• [TASK TO CARRY OUT]
Would you give the entries below again in full, exactly as they stand?

• [MATERIAL FOR THIS TASK]
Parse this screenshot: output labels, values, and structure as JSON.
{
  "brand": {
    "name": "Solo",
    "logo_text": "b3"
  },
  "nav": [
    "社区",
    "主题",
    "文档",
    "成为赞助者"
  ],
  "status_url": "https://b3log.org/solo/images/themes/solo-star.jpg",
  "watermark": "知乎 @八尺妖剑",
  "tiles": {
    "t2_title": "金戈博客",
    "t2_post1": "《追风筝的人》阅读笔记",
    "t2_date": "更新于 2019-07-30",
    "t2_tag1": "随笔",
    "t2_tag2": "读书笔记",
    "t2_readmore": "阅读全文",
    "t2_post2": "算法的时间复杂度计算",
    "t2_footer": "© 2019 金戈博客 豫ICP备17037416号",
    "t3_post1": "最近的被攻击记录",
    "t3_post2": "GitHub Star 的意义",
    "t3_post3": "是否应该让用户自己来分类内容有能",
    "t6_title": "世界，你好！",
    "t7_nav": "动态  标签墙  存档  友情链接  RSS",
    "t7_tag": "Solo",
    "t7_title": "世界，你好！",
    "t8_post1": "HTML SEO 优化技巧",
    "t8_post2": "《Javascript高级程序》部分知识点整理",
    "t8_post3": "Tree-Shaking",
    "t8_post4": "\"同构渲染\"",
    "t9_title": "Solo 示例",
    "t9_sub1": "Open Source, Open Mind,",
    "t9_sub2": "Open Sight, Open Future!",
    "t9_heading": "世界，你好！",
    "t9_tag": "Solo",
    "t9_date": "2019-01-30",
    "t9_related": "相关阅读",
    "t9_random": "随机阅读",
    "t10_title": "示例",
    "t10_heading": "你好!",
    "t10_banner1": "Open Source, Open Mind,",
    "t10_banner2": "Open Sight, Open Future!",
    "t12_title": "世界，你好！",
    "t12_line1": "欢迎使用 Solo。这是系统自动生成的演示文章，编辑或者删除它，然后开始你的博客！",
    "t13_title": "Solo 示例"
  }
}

• [ANSWER FOR THE TASK]
Parse this screenshot: output labels, values, and structure as JSON.
{
  "brand": {
    "name": "Solo",
    "logo_text": "b3"
  },
  "nav": [
    "社区",
    "主题",
    "文档",
    "成为赞助者"
  ],
  "status_url": "https://b3log.org/solo/images/themes/solo-star.jpg",
  "watermark": "知乎 @八尺妖剑",
  "tiles": {
    "t2_title": "金戈博客",
    "t2_post1": "《追风筝的人》阅读笔记",
    "t2_date": "更新于 2019-07-30",
    "t2_tag1": "随笔",
    "t2_tag2": "读书笔记",
    "t2_readmore": "阅读全文",
    "t2_post2": "算法的时间复杂度计算",
    "t2_footer": "© 2019 金戈博客 豫ICP备17037416号",
    "t3_post1": "最近的被攻击记录",
    "t3_post2": "GitHub Star 的意义",
    "t3_post3": "是否应该让用户自己来分类内容有能",
    "t6_title": "世界，你好！",
    "t7_nav": "动态  标签墙  存档  友情链接  RSS",
    "t7_tag": "Solo",
    "t7_title": "世界，你好！",
    "t8_post1": "HTML SEO 优化技巧",
    "t8_post2": "《Javascript高级程序》部分知识点整理",
    "t8_post3": "Tree-Shaking",
    "t8_post4": "\"同构渲染\"",
    "t9_title": "Solo 示例",
    "t9_sub1": "Open Source, Open Mind,",
    "t9_sub2": "Open Sight, Open Future!",
    "t9_heading": "世界，你好！",
    "t9_tag": "Solo",
    "t9_date": "2019-01-30",
    "t9_related": "相关阅读",
    "t9_random": "随机阅读",
    "t10_title": "示例",
    "t10_heading": "你好!",
    "t10_banner1": "Open Source, Open Mind,",
    "t10_banner2": "Open Sight, Open Future!",
    "t12_title": "世界，你好！",
    "t12_line1": "欢迎使用 Solo。这是系统自动生成的演示文章，编辑或者删除它，然后开始你的博客！",
    "t13_title": "Solo 示例"
  }
}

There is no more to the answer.